Assignment » Whenever "detail" appears in a line, please copy that line from the data.

Listed records »
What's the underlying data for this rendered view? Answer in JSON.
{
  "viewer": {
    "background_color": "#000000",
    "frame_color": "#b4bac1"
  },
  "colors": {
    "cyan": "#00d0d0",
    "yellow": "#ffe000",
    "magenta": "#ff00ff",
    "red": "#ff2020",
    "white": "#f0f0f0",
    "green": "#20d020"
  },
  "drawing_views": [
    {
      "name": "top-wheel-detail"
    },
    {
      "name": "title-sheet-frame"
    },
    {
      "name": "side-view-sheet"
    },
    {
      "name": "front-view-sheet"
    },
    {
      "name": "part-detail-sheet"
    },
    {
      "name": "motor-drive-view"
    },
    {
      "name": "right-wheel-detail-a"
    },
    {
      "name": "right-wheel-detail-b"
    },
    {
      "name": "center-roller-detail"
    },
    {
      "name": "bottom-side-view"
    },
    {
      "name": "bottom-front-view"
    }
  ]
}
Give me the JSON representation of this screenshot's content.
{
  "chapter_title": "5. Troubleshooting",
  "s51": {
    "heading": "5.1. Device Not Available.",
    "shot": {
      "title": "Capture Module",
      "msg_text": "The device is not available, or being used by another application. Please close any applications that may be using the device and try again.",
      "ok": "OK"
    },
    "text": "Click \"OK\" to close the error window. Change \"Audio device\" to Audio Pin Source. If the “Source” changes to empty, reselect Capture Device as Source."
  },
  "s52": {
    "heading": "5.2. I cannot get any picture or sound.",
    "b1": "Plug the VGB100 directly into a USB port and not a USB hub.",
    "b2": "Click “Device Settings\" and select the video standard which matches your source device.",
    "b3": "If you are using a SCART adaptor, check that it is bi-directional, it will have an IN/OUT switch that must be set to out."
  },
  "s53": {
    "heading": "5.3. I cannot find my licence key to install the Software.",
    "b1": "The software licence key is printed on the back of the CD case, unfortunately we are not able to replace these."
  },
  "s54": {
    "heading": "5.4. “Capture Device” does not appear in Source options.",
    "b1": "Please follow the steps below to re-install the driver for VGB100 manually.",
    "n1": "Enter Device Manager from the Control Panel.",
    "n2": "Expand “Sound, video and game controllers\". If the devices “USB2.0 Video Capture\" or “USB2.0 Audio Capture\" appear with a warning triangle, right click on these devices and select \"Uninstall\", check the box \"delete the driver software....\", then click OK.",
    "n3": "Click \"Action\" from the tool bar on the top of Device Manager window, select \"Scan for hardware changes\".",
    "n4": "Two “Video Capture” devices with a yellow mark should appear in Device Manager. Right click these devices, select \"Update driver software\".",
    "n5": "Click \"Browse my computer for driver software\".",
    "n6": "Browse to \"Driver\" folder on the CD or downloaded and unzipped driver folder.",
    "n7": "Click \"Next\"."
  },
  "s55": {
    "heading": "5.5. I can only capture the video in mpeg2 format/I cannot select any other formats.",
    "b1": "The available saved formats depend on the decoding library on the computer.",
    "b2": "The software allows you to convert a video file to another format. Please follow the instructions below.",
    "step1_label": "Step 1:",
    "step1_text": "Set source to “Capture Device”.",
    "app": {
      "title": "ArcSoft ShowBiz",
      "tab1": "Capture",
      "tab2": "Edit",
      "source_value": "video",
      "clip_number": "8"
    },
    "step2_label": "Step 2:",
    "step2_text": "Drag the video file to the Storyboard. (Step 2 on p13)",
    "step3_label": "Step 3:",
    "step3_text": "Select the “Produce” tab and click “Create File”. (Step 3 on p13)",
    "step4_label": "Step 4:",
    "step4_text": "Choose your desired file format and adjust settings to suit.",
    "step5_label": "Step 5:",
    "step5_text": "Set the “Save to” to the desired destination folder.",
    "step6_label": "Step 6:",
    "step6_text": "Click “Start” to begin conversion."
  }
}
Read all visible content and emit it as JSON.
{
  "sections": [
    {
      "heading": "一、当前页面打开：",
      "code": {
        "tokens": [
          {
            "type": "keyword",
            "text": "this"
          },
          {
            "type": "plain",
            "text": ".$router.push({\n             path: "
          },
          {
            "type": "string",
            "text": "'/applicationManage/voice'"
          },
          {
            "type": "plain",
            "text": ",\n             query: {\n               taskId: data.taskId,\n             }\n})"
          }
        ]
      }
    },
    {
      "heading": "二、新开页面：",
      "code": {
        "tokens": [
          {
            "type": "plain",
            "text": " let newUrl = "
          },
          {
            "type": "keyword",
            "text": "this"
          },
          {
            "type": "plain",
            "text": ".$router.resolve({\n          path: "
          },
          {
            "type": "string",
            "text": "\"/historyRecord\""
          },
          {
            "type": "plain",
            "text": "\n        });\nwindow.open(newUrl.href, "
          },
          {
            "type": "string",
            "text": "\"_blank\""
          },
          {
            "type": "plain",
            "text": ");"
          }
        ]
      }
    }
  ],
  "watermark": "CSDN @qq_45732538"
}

Your solution »
      "name": "top-wheel-detail"
      "name": "part-detail-sheet"
      "name": "right-wheel-detail-a"
      "name": "right-wheel-detail-b"
      "name": "center-roller-detail"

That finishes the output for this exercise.